As he grew older, Phil ditched his birth name, left Chicago, and traveled to the city of New York to make a name for himself. Phil became CM Punk, a professional wrestler with a "straight-edge" gimmick. He refrained from smoking, drinking, and doing drugs, and proclaimed to the adoring fans that he could be a role model, a paragon of virtue for them to look up. Small children all over the country would look at their parents and declare, "I want to be just like CM Punk when I grow up." He fed these outrageous lies to everyone, and they were believed. No one outside of his inner circle knew what Punk was really like. If they had, it is safe to say that no parent would allow their child to even watch Punk, let alone emulate him. He claimed to be a role model, when in actuality he was far from that.
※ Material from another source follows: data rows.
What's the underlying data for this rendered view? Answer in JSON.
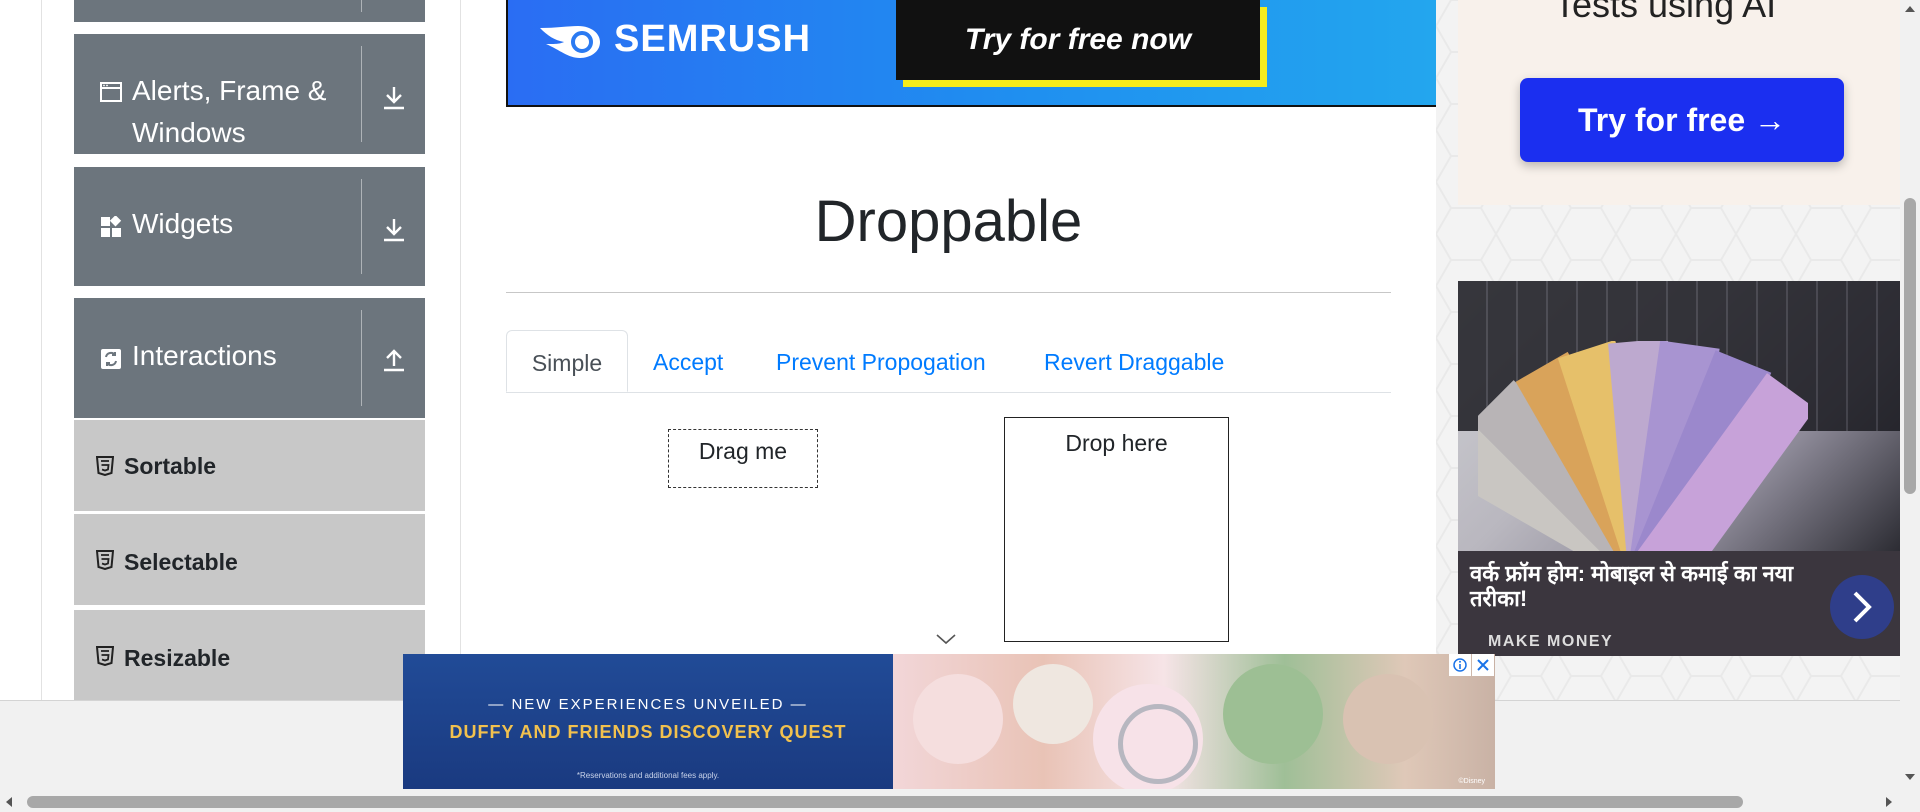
{
  "sidebar": {
    "groups": [
      {
        "label": "Alerts, Frame &",
        "label2": "Windows",
        "icon": "window-icon",
        "toggle": "expand-icon"
      },
      {
        "label": "Widgets",
        "icon": "widgets-icon",
        "toggle": "expand-icon"
      },
      {
        "label": "Interactions",
        "icon": "interactions-icon",
        "toggle": "collapse-icon"
      }
    ],
    "items": [
      {
        "label": "Sortable"
      },
      {
        "label": "Selectable"
      },
      {
        "label": "Resizable"
      }
    ]
  },
  "ads": {
    "semrush": {
      "brand": "SEMRUSH",
      "cta": "Try for free now"
    },
    "ai": {
      "title": "Tests using AI",
      "cta": "Try for free →"
    },
    "money": {
      "headline": "वर्क फ्रॉम होम: मोबाइल से कमाई का नया तरीका!",
      "category": "MAKE MONEY"
    },
    "disney": {
      "line1": "— NEW EXPERIENCES UNVEILED —",
      "line2": "DUFFY AND FRIENDS DISCOVERY QUEST",
      "fine": "*Reservations and additional fees apply.",
      "mark": "©Disney"
    }
  },
  "main": {
    "title": "Droppable",
    "tabs": [
      {
        "label": "Simple",
        "active": true
      },
      {
        "label": "Accept",
        "active": false
      },
      {
        "label": "Prevent Propogation",
        "active": false
      },
      {
        "label": "Revert Draggable",
        "active": false
      }
    ],
    "draggable": "Drag me",
    "droppable": "Drop here"
  },
  "colors": {
    "sidebar_group": "#6c757d",
    "sidebar_item": "#c8c8c8",
    "link": "#007bff",
    "semrush_cta_shadow": "#f6ec1c",
    "ai_button": "#1b2ff0"
  }
}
Of course, the entire gimmick was a façade. Well, except for the straight-edge part. Punk really didn't do drugs or drink or smoke. Those were the only honorable qualities that he possessed. Calling him a jerk would be a huge understatement: the guy had no morals, ignored the feelings and wants of those around him, and showed total disregard for anyone but himself. He refused to conform to social norms, explaining that he was being a "rebel" and "thinking for himself." Society would not dictate what he could and could not do, he repeatedly stated. He fancied himself a rule breaker, but the real reason for his refusal to follow the basic laws of everyday life had nothing to do with being a rebel and everything to do with his illness. But his fans didn't know that. They just thought that CM Punk was a really cool guy.
On the surface, Punk seemed to be funny, intelligent, easy going, and dedicated to his passion. He gave off an aura of confidence, and people cheered for him because he was truly one of a kind. Over the years, Punk had mastered the art of lying and pretending to be something totally different from his true self in order to fit in and make it in his profession, and the world in general. But beneath all the smiles and the witty retorts lay a man with a completely blackened heart, one that had been swallowed long ago by the abyss that was his illness.
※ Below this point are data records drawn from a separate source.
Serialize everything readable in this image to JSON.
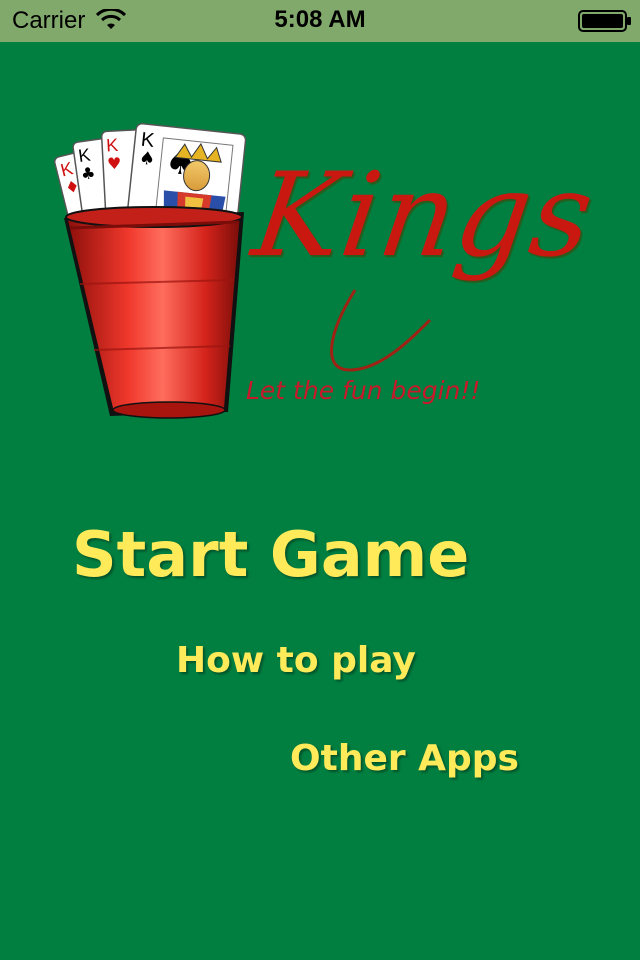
{
  "status_bar": {
    "carrier": "Carrier",
    "time": "5:08 AM",
    "wifi_icon": "wifi-icon",
    "battery_icon": "battery-icon"
  },
  "logo": {
    "title": "Kings",
    "tagline": "Let the fun begin!!",
    "card_ranks": [
      "K",
      "K",
      "K",
      "K"
    ],
    "card_suits": [
      "♦",
      "♣",
      "♥",
      "♠"
    ],
    "colors": {
      "title": "#c81810",
      "tagline": "#c8182a",
      "cup": "#e3261f"
    }
  },
  "menu": {
    "start_game": "Start Game",
    "how_to_play": "How to play",
    "other_apps": "Other Apps"
  },
  "colors": {
    "background": "#007f40",
    "status_bar": "#81a96b",
    "menu_text": "#ffea5a"
  }
}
No one could save him now. Phil Brooks was a cruel, twisted, extremely sick individual. He purposely went out of his way to make other people miserable, and was only truly happy when other people were upset. Breaking others down was what he lived for and thrived on.
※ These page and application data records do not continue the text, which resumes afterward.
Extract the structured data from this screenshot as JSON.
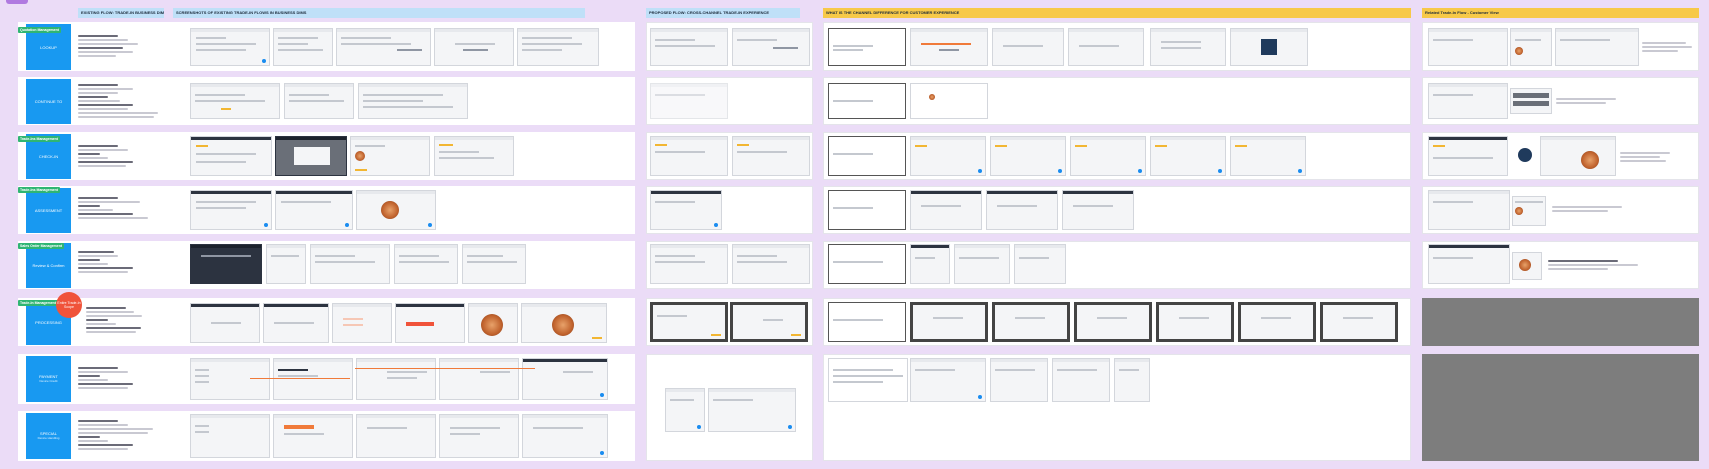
{
  "headers": [
    {
      "label": "EXISTING FLOW: TRADE-IN BUSINESS DIMS",
      "color": "#bfe0f8"
    },
    {
      "label": "SCREENSHOTS OF EXISTING TRADE-IN FLOWS IN BUSINESS DIMS",
      "color": "#bfe0f8"
    },
    {
      "label": "PROPOSED FLOW: CROSS-CHANNEL TRADE-IN EXPERIENCE",
      "color": "#bfe0f8"
    },
    {
      "label": "WHAT IS THE CHANNEL DIFFERENCE FOR CUSTOMER EXPERIENCE",
      "color": "#f7c948"
    },
    {
      "label": "Related Trade-In Flow - Customer View",
      "color": "#f7c948"
    }
  ],
  "tags": [
    {
      "label": "Quotation Management"
    },
    {
      "label": "Trade-Ins Management"
    },
    {
      "label": "Trade-Ins Management"
    },
    {
      "label": "Sales Order Management"
    },
    {
      "label": "Trade-In Management"
    }
  ],
  "rows": [
    {
      "title": "LOOKUP",
      "subtitle": ""
    },
    {
      "title": "CONTINUE TO",
      "subtitle": ""
    },
    {
      "title": "CHECK-IN",
      "subtitle": ""
    },
    {
      "title": "ASSESSMENT",
      "subtitle": ""
    },
    {
      "title": "Review & Confirm",
      "subtitle": ""
    },
    {
      "title": "PROCESSING",
      "subtitle": ""
    },
    {
      "title": "PAYMENT",
      "subtitle": "Device Credit"
    },
    {
      "title": "SPECIAL",
      "subtitle": "Device Handling"
    }
  ],
  "badge": {
    "label": "Entire Trade-In Scope"
  }
}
If this totally sucked, I'm sorry. Next chap will feature Narcissistic Personality Disorder..wanna take a guess as to which Superstar fits the bill for that one? O.o